The XP256 has two 120MB per second command buses thereby eliminating bus contention between I/O commands and large data transfers that can occur on shared busses. Each CHIP and ACP has a high speed command buffer to use as a scratch pad.

There is also a Hot Line bus that is used during diagnostic and error recovery procedures for the microprocessors. The purpose of having this separate bus is to eliminate any possibility of command or data bus failure due to microprocessor failures.


The software-based features of the XP256 are as follows. Where applicable, the equivalent HDS 7700E and EMC Symmetrix offerings are provided in parenthesis ( / ).

• HP SureStore E Business Copy XP (ShadowImage/TimeFinder): Creates copies of volumes on the same XP256 subsystem.

• HP SureStore E Continuous Access XP (HRC/SRDF): Creates mirrored copies of volumes on another XP256 (local or remote).

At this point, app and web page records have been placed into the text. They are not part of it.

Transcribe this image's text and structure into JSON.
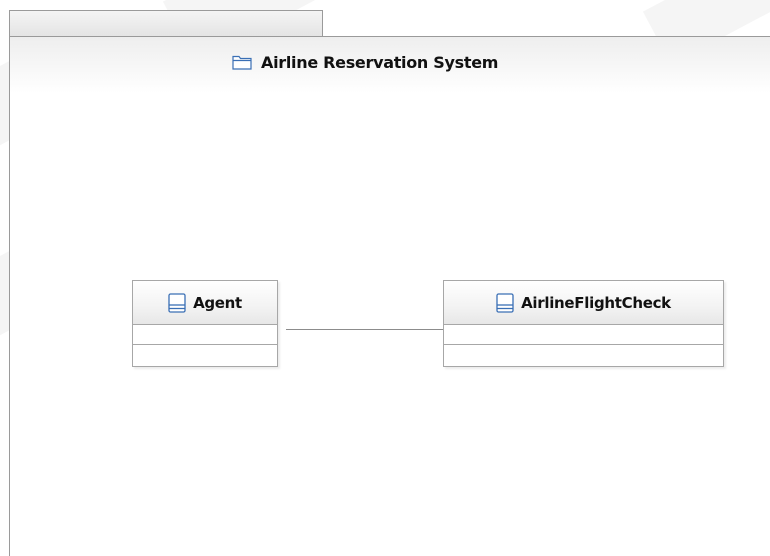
{
  "diagram": {
    "package": {
      "title": "Airline Reservation System",
      "icon": "folder-icon"
    },
    "classes": [
      {
        "name": "Agent",
        "icon": "class-icon"
      },
      {
        "name": "AirlineFlightCheck",
        "icon": "class-icon"
      }
    ],
    "association": {
      "from": "Agent",
      "to": "AirlineFlightCheck"
    }
  },
  "colors": {
    "icon_blue": "#3a6fb5",
    "border": "#a7a7a7",
    "line": "#8c8c8c"
  }
}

• HP SureStore E Data Exchange XP (HMDE/InfoMover): Provides high-speed transfer of data between HP-UX and mainframes using channel resources.

• HP SureStore E Secure Manager XP (not available/Volume Logix): Secures data between servers when multiple servers access the same subsystem via a SAN.

• HP SureStore E LUN Configuration Manager XP (LUN Manager/Symmetrix Manager): Enables LUN configuration.

• HP SureStore E RAID Manager XP (not available/Symmetrix Manager): Provides server-based software to manage Business Copy XP and Continuous Access XP.

• HP SureStore E Remote Control XP (not available/Symmetrix Manager): Provides remote Web-based configuration and system optimization.

• HP SureStore E Cache LUN XP (FlashAccess/PermaCache): Locks user-definable data into cache.

• HP SureStore E Performance Manager XP (GraphTrack/Symmetrix Manager): A graphical, Web-based tool to monitor performance, provide notification of degradation, and adjust storage-tuning parameters.

• HP SureStore E Resource Manager XP (HMRS/ESP): Allows sharing of XP256 resources between mainframe and open systems platforms.

• HP SureStore E Continuous Track Manager XP (Hi-Track/Phone Home): Monitors systems status, reports errors and failures via phone home capabilities.

Cementing its commitment to the XP256, in December 1999, HP announced a complete integrated solution for NT consolidation, its "Stress-Free NT Storage Consolidation." The NT consolidation package provides for the connection of hundreds of NT hosts (Compaq, Dell, HP, IBM), centralized management, and security.

The NT consolidation solution features several new HP software products and new features for the XP256:

• HP SureStore E SAN Manager LM (LUN Management): Provides host-level security and the management of logical devices.

• HP SureStore E Secure Manager XP: Protects from the possibility of a rogue-sever accessing storage.

• HP SureStore E Auto Path XP: Provides automatic path failover and load balancing for NT servers.


The XP256 is just one piece of HP’s storage strategy. Although HP stated that they would continue to resell EMC’s Symmetrix products, the message is clear that the XP256 is their preferred offering.

As with any OEM agreement where two vendors are marketing basically the same product, the potential exists for "channel conflict." Evaluator Group believes that this issue has been addressed between HDS (a certified XP256 reseller) and HP.

The ITcustomer community will receive benefits in the area of increased feature/function and lower prices as the enterprise storage market becomes more competitive.

– Dick Bannister is a Senior Partner at the Evaluator Group Inc., an industry analyst organization focused upon storage products.He can be reached at (303) 221-7867, or via e-mail at